PicoCTF 2014 Write-ups

Basic ASM - 60 (Reverse Engineering)

Writeup by Shwinn

Created: 2014-11-13 22:22:35

Last modified: 2014-11-17 20:58:07


We found this program snippet.txt, but we're having some trouble figuring it out. What's the value of %eax when the last instruction (the NOP) runs?


You may want to convert the assembly into some equivalent C code, which will be easier to read!



Understand and carry out the assembly operations by hand (possibly with some help from Google).


The problem asks us to find the value of %eax at the end of the program. Here is the code we are supposed to look through:

One of the most important things to note is that the following Assembly code was written in AT&T/GAS Syntax, which means that the source of the operation comes before the destination.

Ex. ADD %eax, %ebx

This would add the values of %eax and %ebx, and store the new value in %ebx.
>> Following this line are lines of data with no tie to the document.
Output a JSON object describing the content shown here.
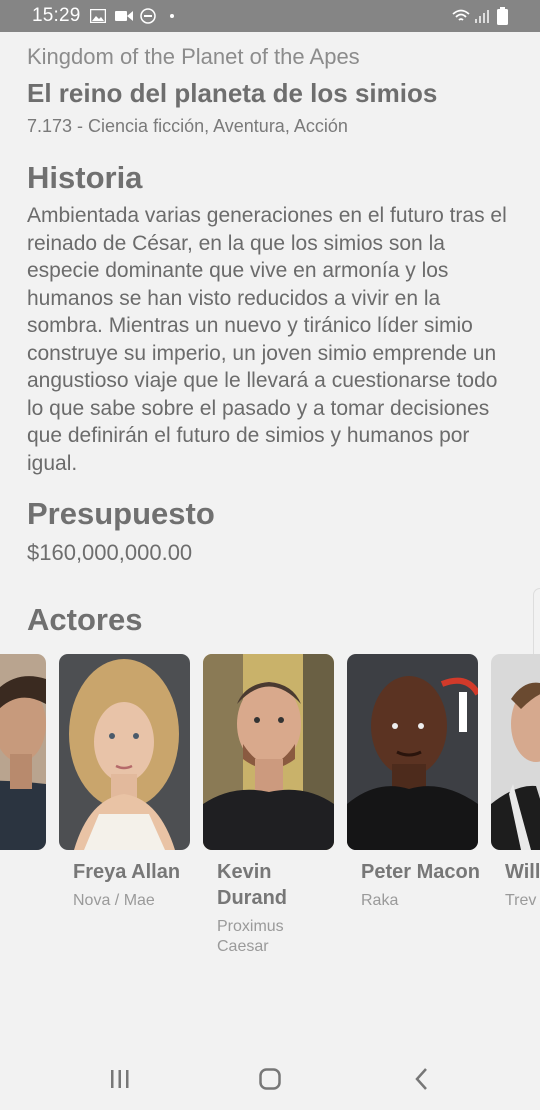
{
  "status_bar": {
    "time": "15:29"
  },
  "movie": {
    "original_title": "Kingdom of the Planet of the Apes",
    "title": "El reino del planeta de los simios",
    "meta": "7.173 - Ciencia ficción, Aventura, Acción"
  },
  "story": {
    "heading": "Historia",
    "text": "Ambientada varias generaciones en el futuro tras el reinado de César, en la que los simios son la especie dominante que vive en armonía y los humanos se han visto reducidos a vivir en la sombra. Mientras un nuevo y tiránico líder simio construye su imperio, un joven simio emprende un angustioso viaje que le llevará a cuestionarse todo lo que sabe sobre el pasado y a tomar decisiones que definirán el futuro de simios y humanos por igual."
  },
  "budget": {
    "heading": "Presupuesto",
    "value": "$160,000,000.00"
  },
  "cast": {
    "heading": "Actores",
    "actors": [
      {
        "name": "",
        "role": ""
      },
      {
        "name": "Freya Allan",
        "role": "Nova / Mae"
      },
      {
        "name": "Kevin Durand",
        "role": "Proximus Caesar"
      },
      {
        "name": "Peter Macon",
        "role": "Raka"
      },
      {
        "name": "Will Mac",
        "role": "Trev"
      }
    ]
  },
  "colors": {
    "status_bar": "#858585",
    "background": "#f2f2f2",
    "text": "#6b6b6b"
  }
}
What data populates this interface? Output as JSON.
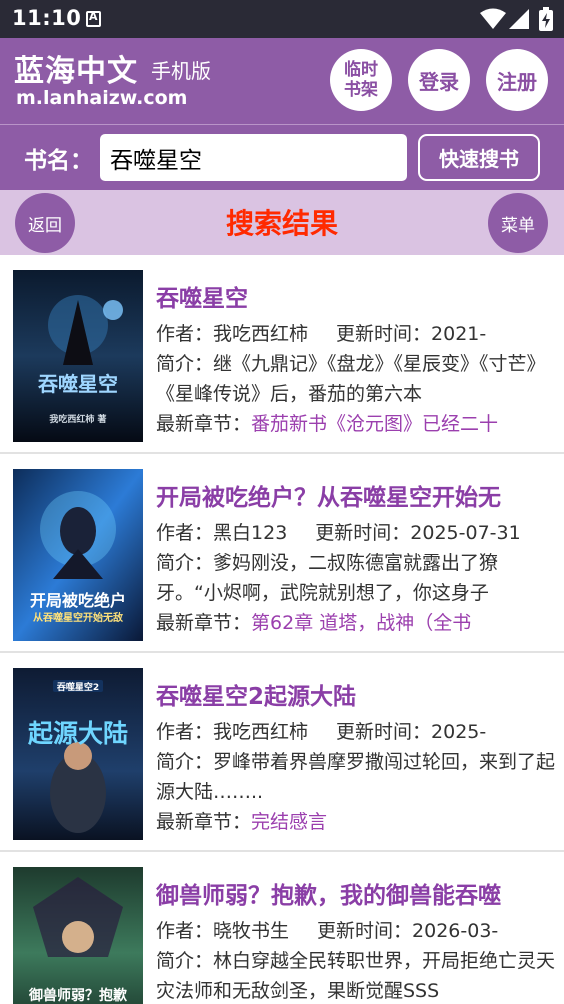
{
  "status": {
    "time": "11:10"
  },
  "header": {
    "site_name": "蓝海中文",
    "site_sub": "手机版",
    "site_url": "m.lanhaizw.com",
    "btn_temp": "临时书架",
    "btn_login": "登录",
    "btn_register": "注册"
  },
  "search": {
    "label": "书名：",
    "value": "吞噬星空",
    "button": "快速搜书"
  },
  "titlebar": {
    "back": "返回",
    "title": "搜索结果",
    "menu": "菜单"
  },
  "labels": {
    "author": "作者：",
    "update": "更新时间：",
    "intro": "简介：",
    "latest": "最新章节："
  },
  "results": [
    {
      "title": "吞噬星空",
      "author": "我吃西红柿",
      "update": "2021-",
      "intro": "继《九鼎记》《盘龙》《星辰变》《寸芒》《星峰传说》后，番茄的第六本",
      "latest": "番茄新书《沧元图》已经二十",
      "cover_text": "吞噬星空",
      "cover_sub": "我吃西红柿 著"
    },
    {
      "title": "开局被吃绝户？从吞噬星空开始无",
      "author": "黑白123",
      "update": "2025-07-31",
      "intro": "爹妈刚没，二叔陈德富就露出了獠牙。“小烬啊，武院就别想了，你这身子",
      "latest": "第62章 道塔，战神（全书",
      "cover_text": "开局被吃绝户",
      "cover_sub": "从吞噬星空开始无敌"
    },
    {
      "title": "吞噬星空2起源大陆",
      "author": "我吃西红柿",
      "update": "2025-",
      "intro": "罗峰带着界兽摩罗撒闯过轮回，来到了起源大陆……..",
      "latest": "完结感言",
      "cover_text": "起源大陆",
      "cover_sub": "吞噬星空2"
    },
    {
      "title": "御兽师弱？抱歉，我的御兽能吞噬",
      "author": "晓牧书生",
      "update": "2026-03-",
      "intro": "林白穿越全民转职世界，开局拒绝亡灵天灾法师和无敌剑圣，果断觉醒SSS",
      "latest": "",
      "cover_text": "御兽师弱？抱歉",
      "cover_sub": ""
    }
  ]
}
Let's walk through the program step-by-step. The first actions that occur is that 15329 is moved into %ebx (%ebx = 15329), 21674 is moved into %eax, and 25704 is moved into %ecx. The next operation is a CMP operation, where in AT&T syntax, the operation checks if the second element is less than the first element. If this is true it follows the first jump statement, and if it is false, it jumps to the second jump statement. In this case %ebx is less than %eax (15329 < 21674), so the program follows the path into the L1 function. The next thing that occurs is that %eax and %ebx are multiplied, and the value is stored into %ebx. At the end of this %ebx = 332240746. %eax is then added to %ebx and stored in %ebx, making %ebx = 332262420. The value of %ebx is then moved into %eax, making %eax = 332262420. Next %ecx is subtracted from %eax and stored into %eax, which makes %eax = 332236716. A jump to the L3 function is then called, which calls NOP and ends the program. The flag is the value of %eax at the end of the program which is 332236716.